If you are arrested in Colorado, you may hear some unfamiliar terms from law enforcement, the courts, and even your own attorney. As though the situation were not bad enough, now you are struggling to understand foreign terms being applied to you and your case. To prepare you in case the worst should happen, we have compiled a glossary of terms that you may hear after you have been arrested in Colorado.
Terms You Are Likely to Hear After Being Arrested
- Arraignment: The formal act of calling the defendant into open court, naming the offense they are charged with, and entering their plea to the charge (guilty or not guilty).
- Bail: Security required by the court for release of a person in custody, which may include a bond, with or without monetary conditions, to provide reasonable assurance of public safety and the defendant’s appearance in court.
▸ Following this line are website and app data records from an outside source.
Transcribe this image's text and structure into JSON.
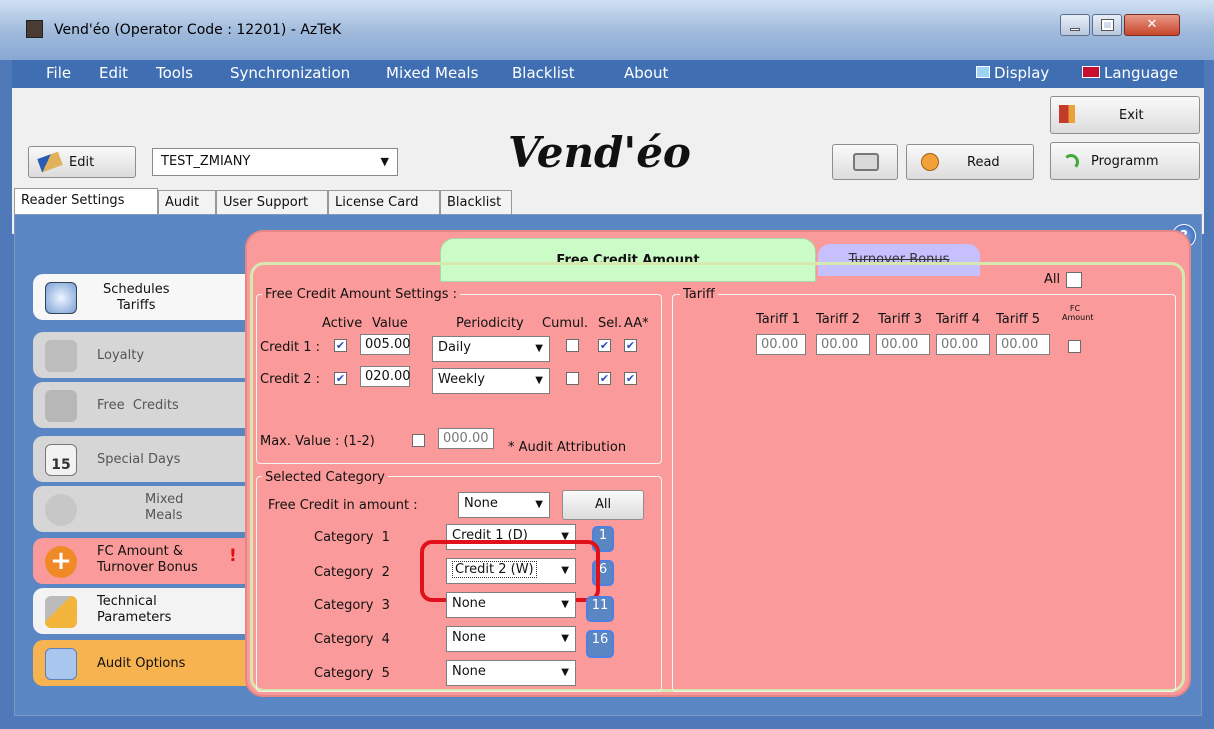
{
  "window": {
    "title": "Vend'éo (Operator Code : 12201) - AzTeK"
  },
  "menu": {
    "items": [
      "File",
      "Edit",
      "Tools",
      "Synchronization",
      "Mixed Meals",
      "Blacklist",
      "About"
    ],
    "display": "Display",
    "language": "Language"
  },
  "toolbar": {
    "edit_label": "Edit",
    "profile_value": "TEST_ZMIANY",
    "logo": "Vend'éo",
    "read_label": "Read",
    "exit_label": "Exit",
    "program_label": "Programm"
  },
  "tabs": [
    "Reader Settings",
    "Audit",
    "User Support",
    "License Card",
    "Blacklist"
  ],
  "sidebar": {
    "items": [
      {
        "label": "Schedules Tariffs",
        "line1": "Schedules",
        "line2": "Tariffs"
      },
      {
        "label": "Loyalty"
      },
      {
        "label": "Free Credits",
        "line1": "Free",
        "line2": "Credits"
      },
      {
        "label": "Special Days",
        "icon_text": "15"
      },
      {
        "label": "Mixed Meals",
        "line1": "Mixed",
        "line2": "Meals"
      },
      {
        "label": "FC Amount & Turnover Bonus",
        "line1": "FC Amount &",
        "line2": "Turnover Bonus",
        "warning": "!"
      },
      {
        "label": "Technical Parameters",
        "line1": "Technical",
        "line2": "Parameters"
      },
      {
        "label": "Audit Options"
      }
    ]
  },
  "panel": {
    "tab_active": "Free Credit Amount",
    "tab_inactive": "Turnover Bonus",
    "all_label": "All",
    "fca_settings": {
      "title": "Free Credit Amount Settings :",
      "headers": {
        "active": "Active",
        "value": "Value",
        "periodicity": "Periodicity",
        "cumul": "Cumul.",
        "sel": "Sel.",
        "aa": "AA*"
      },
      "rows": [
        {
          "label": "Credit 1 :",
          "value": "005.00",
          "periodicity": "Daily"
        },
        {
          "label": "Credit 2 :",
          "value": "020.00",
          "periodicity": "Weekly"
        }
      ],
      "max_label": "Max. Value : (1-2)",
      "max_value": "000.00",
      "audit_note": "* Audit Attribution"
    },
    "selected_category": {
      "title": "Selected Category",
      "fc_label": "Free Credit in amount :",
      "fc_value": "None",
      "all_button": "All",
      "rows": [
        {
          "label": "Category",
          "n": "1",
          "value": "Credit 1 (D)",
          "badge": "1"
        },
        {
          "label": "Category",
          "n": "2",
          "value": "Credit 2 (W)",
          "badge": "6"
        },
        {
          "label": "Category",
          "n": "3",
          "value": "None",
          "badge": "11"
        },
        {
          "label": "Category",
          "n": "4",
          "value": "None",
          "badge": "16"
        },
        {
          "label": "Category",
          "n": "5",
          "value": "None",
          "badge": ""
        }
      ]
    },
    "tariff": {
      "title": "Tariff",
      "headers": [
        "Tariff 1",
        "Tariff 2",
        "Tariff 3",
        "Tariff 4",
        "Tariff 5"
      ],
      "fc_header": "FC Amount",
      "values": [
        "00.00",
        "00.00",
        "00.00",
        "00.00",
        "00.00"
      ]
    }
  }
}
- Bail bonding agent: A person in the business of writing appearance bonds who is subject to regulation by the division of insurance of the department of regulatory agencies. This includes insurance producers, cash-bonding agents, and professional cash-bail agents.
- Bind over: To require a defendant to appear and answer for the crime with which they are charged in a court having jurisdiction, following a preliminary hearing.
- Charge: A formal, written statement presented to the court, accusing a person of committing a crime.
- Complaint: A written statement charging an alleged offender with the commission of a crime, filed in county court.
- Correctional facility: A facility under the supervision of the department of corrections in which a person may be lawfully held in custody after being convicted of a crime.
- Custody: Restraint of a person’s freedom in any significant way.
- Indictment: A written statement presented by a grand jury to the district court, charging the commission of a crime by an alleged offender.
- Personal recognizance: A bond secured only by the personal obligation of the person giving the bond.
- Preliminary hearing: Hearing on a complaint filed in county court or information filed in district court to determine if there is probable cause to believe that a crime has been committed by the person charged with the crime.
- Summons: A written order directing a person to appear before the designated court at a stated time and place to answer a charge against him.
- Warrant: A written order issued by a judge and directed to any peace officer commanding the arrest of the person named and described in the order.
Why You Should Speak with a Lawyer As Soon As Possible
The importance of speaking with an experienced attorney as soon as possible after an arrest in Colorado cannot be overstated. Anything you say can and will be held against you. You have a constitutional right to speak with an attorney before answering any questions, whether the police read you your rights or not. Your lawyer’s job is to protect your rights. Once you say you want to talk to an attorney, law enforcement officers or investigators should stop questioning you, and even if they continue, you still have the right to remain silent.
Attorney Timothy Bussey at The Bussey Law Firm, P.C. has years of experience as a prosecutor and a District Attorney. This gives him an in-depth understanding of the methods the prosecution can use to trap you when you are facing criminal charges. Call us at (719) 401-0585 for a Colorado Springs criminal defense lawyer who will fight tooth and nail on your behalf.